4. Eat a variety of plant foods.

We’re alive because of biochemistry. Our bodies function because of nutrients, and vegetables are straight out of nature’s medicine cabinet. Each color variety offers you a unique array of the nutrients your body craves. Studies have suggested that a wide variety of plant food provides the essential nourishment your body needs to preserve your telomeres. I speak to many people who tell me, “Well, I don’t eat vegetables,” or, “I only like these two vegetables,” or the infamous, “I like corn” (corn is a grain, not a vegetable). They’ve decided ahead of time which vegetables they will and won’t eat. When I have them try something they thought they hated, these people often end up actually liking it. For the ones who still don’t like the taste? I tell them what I tell my two little kids: Sometimes in life we do things we don’t feel like doing, because it’s good for us and we’re big kids now.

5. Drink tea.

We’ve all read about the health benefits of tea, but one you may not have known is tea’s effect on your telomeres. One study found that those who drank three cups of tea per day had significantly longer telomeres than those who drank only a small amount. Green tea has a much higher percentage of valuable nutrients called polyphenols than black tea.

6. Eat healthy fats.

Good fats are essential for a healthy, long life. Research has linked healthy fat consumption with an extension of your telomeres and youth. Also remember your brain is made of 60% fat and 25% cholesterol!
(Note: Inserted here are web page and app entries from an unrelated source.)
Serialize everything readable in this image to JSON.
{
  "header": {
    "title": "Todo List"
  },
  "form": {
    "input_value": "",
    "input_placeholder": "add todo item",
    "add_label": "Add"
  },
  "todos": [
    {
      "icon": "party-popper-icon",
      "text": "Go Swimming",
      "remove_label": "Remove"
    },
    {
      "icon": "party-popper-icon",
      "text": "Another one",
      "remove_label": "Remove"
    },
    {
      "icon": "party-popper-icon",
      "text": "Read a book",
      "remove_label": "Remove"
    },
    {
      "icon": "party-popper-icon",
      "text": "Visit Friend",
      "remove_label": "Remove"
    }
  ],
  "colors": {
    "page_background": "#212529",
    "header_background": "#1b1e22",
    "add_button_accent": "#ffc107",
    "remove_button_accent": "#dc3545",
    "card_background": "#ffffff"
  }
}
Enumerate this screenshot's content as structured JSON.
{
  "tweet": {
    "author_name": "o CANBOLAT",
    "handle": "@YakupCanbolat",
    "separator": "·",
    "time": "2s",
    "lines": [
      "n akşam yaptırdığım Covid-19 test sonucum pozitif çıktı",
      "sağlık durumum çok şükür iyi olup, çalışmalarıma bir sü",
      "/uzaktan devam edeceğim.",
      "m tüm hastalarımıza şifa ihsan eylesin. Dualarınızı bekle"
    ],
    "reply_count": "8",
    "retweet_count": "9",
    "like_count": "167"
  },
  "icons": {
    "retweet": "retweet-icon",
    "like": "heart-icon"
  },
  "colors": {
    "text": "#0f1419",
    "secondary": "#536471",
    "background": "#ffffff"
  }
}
Fats like coconut oil, fermented cod liver oil, butter from grass-fed cows, grass-fed beef and avocado aid in optimal brain, cellular and hormonal function. These fats are also needed for fat soluble vitamins like A, D and K2 to be used by the body. Both these fats and fat-soluble vitamins are needed for the preservation of your telomeres.

7. Get quality sleep.

Quality sleep is essential for cellular repair and vitality. Poor sleeping habits, whether from conditions like sleep apnea, insomnia or just erratic work schedules, have been linked to accelerated aging and an increased risk of heart attack, stroke, diabetes and telomere shortening. The individual cause of your poor sleep will determine the treatment. Seeing a functional medicine practitioner or other qualified health care provider should be a priority if you are experiencing poor sleep.

8. Increase your glutathione levels.

Glutathione is your body’s most powerful antioxidant, and is one of the reasons why people don’t get cancer. Low levels are linked to accelerated aging and chronic disease. Many people are deficient in this essential antioxidant. Nutrients like N-acetyl cysteine, Sam-e and turmeric have been shown to help boost glutathione in the body and preserve telomeres.